And that’s exactly what we have in the local government review, which was released last week. Presumably it provides the region’s state representative (Nationals) and local government MP Don Page with the mandate to promote those recommendations.
Amalgamating shires has never been popular and is of questionable benefit. The Queensland shires of Noosa, Douglas, Mareeba and Livingstone reversed their decision to amalgamate with surrounding shires last year.
As for cost shifting, the state government refuses to explain to The Echo why it won’t return the Brunswick Heads caravan parks and reserves it stole from Byron Council, despite proof it resulted in our local government being financially worse off.
Of course the state wants to maintain power and will take more power from local government/community at every opportunity.
It’s something that is achieved with an uninformed public and complicit media.
But if the state’s 152 councils were to commission a review instead into the NSW government, would that result in better cost savings and efficiency outcomes for the public?
The rorting in NSW Rail, the belligerent NSW Forestry Corporation and the toxic North Coast Holiday Parks would be a great start.
If you look closely, there’s a sentence that remarkably made it into this local government report: ‘People appear satisfied with the performance of local government – more so than with state and federal governments.’
The state’s constant power grabs only help to reinforce that view.
This week, The Echo is proud to introduce Liberal premier of Western Australia, Colin Barnett, as the first troglodyte in our new occasional column: Political dinosaur of the week.
Prerequisites to be included in this column are an inclination to wreck pristine environments and act against conventional science, open transparency, human rights, basic decency and ethical behaviour.

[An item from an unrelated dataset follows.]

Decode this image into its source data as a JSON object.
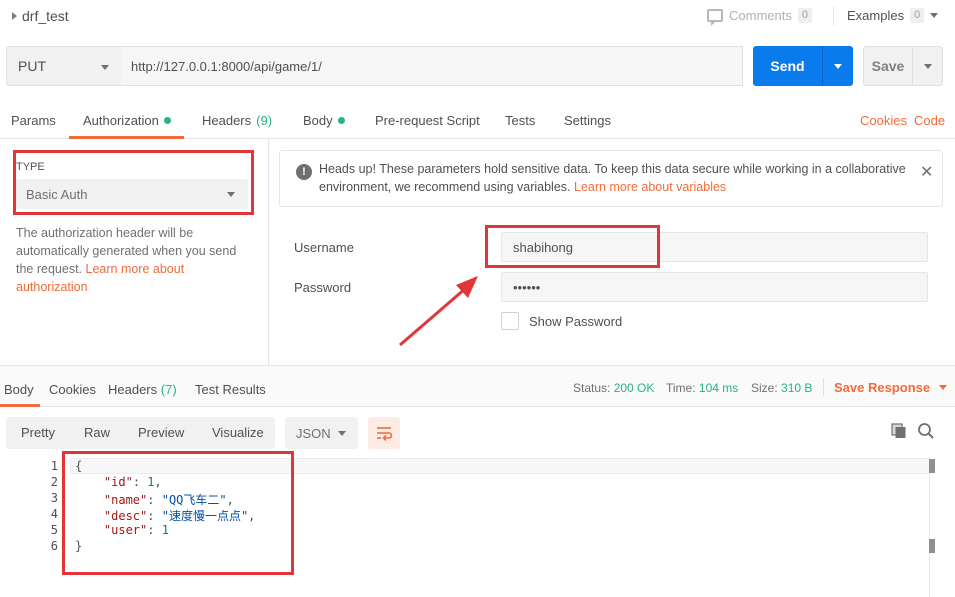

So, who is Colin? This 63-year-old former economics lecturer and barbarian was elected to public office in 1990. He represents the WA Perth electorate of Cottesloe and retained his seat in 2013 with an impressive 64.7 per cent. But ever since taking office, he has racked up a formidable list of accomplishments that hark back to the dark ages.
In 2010, his new drug laws made cannabis cultivation a crime in that state, among other draconian measures.
His contention that marijuana is a gateway drug that leads to harder drugs is incorrect, it’s more of a drive-through drug that leads to cheeseburgers and fries.
Barnett the barbarian also doesn’t like education, having refused Gonski reforms.
But his pièce de résistance was last week annoying almost the entire country, including Byron residents, with his stone-age plan to cull sharks. Every prehistoric predator over three metres will be shot and disposed of at sea if they come within one kilometre of his coastline. Bravo!
Klling off an endangered species at the top of the food chain fits perfectly with the state of current politics.
The likely result will draw a shiver of more sharks into a uncontrollable bloodied feeding frenzy. And just like politics, it will be a wholesale butchery on their brethren. Which would it be more interesting?